Collected data:
☆ ☆ ☆

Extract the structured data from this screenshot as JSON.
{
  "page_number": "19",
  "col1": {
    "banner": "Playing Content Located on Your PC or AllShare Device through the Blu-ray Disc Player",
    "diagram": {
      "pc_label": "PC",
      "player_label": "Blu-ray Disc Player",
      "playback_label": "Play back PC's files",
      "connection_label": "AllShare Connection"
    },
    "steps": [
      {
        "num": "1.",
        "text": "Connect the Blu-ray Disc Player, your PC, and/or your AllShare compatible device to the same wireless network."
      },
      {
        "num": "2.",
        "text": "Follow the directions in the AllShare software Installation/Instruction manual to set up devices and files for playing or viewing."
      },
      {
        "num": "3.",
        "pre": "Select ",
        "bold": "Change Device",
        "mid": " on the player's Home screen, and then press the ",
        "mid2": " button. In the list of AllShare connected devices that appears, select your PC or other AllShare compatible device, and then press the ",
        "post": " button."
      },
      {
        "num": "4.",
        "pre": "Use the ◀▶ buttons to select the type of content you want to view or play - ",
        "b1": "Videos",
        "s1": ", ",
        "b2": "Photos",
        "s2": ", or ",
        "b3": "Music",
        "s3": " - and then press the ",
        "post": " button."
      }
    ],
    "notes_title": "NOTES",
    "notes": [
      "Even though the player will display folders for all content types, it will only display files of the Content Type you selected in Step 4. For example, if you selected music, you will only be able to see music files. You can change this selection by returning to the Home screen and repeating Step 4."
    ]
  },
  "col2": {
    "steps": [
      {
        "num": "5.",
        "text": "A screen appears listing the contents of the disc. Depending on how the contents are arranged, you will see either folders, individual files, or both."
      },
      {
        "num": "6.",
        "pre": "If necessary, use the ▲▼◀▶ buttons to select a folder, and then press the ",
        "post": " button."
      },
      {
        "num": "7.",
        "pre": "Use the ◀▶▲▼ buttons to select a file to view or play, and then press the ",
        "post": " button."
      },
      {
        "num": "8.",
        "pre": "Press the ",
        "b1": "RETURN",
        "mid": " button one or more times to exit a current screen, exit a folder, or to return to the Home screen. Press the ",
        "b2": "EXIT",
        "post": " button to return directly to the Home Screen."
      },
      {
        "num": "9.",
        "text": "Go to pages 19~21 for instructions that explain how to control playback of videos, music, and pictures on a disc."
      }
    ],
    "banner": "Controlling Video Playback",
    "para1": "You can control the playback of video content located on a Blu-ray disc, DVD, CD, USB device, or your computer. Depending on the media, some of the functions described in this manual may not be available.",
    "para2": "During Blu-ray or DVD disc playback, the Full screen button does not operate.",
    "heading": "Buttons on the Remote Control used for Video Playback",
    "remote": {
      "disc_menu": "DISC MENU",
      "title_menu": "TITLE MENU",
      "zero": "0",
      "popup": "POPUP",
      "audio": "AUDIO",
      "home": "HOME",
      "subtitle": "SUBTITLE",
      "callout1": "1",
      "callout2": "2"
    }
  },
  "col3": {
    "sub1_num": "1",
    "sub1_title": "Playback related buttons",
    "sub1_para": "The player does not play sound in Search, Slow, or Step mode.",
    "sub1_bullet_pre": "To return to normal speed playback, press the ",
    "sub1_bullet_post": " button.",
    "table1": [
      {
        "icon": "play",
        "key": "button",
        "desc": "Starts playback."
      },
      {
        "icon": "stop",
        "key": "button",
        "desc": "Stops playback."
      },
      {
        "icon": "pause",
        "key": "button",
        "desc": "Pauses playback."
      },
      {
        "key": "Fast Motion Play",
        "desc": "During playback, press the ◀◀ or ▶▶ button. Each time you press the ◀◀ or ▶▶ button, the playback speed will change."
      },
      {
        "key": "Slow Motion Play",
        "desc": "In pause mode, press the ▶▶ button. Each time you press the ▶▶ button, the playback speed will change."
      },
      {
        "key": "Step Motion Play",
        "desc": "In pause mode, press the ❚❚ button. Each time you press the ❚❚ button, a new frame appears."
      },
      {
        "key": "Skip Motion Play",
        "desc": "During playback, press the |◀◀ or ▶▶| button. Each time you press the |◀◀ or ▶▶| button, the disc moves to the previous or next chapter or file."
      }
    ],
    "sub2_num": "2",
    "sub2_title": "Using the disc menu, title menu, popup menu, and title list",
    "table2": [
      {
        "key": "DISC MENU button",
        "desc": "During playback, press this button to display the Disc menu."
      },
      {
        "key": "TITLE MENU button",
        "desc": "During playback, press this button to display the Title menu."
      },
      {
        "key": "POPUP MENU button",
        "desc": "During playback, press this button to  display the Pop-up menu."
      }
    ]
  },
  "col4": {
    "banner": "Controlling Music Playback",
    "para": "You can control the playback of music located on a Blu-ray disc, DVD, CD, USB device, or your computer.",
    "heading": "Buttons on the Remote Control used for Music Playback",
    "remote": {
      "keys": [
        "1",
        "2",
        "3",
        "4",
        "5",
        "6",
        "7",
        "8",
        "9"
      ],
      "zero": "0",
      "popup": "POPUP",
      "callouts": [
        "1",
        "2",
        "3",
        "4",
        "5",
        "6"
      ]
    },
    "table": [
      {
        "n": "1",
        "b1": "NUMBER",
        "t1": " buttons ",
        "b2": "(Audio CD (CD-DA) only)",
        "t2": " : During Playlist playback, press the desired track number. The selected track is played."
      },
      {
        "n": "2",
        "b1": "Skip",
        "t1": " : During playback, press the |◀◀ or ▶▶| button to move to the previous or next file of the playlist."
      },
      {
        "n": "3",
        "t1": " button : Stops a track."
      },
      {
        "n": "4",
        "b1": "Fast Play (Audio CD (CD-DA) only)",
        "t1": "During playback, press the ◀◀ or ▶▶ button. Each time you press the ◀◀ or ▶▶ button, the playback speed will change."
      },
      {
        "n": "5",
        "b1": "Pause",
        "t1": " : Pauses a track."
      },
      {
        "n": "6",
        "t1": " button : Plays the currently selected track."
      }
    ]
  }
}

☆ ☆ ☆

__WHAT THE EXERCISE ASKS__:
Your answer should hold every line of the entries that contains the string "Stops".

__RESPONSE AREA__:
        "desc": "Stops playback."
        "t1": " button : Stops a track."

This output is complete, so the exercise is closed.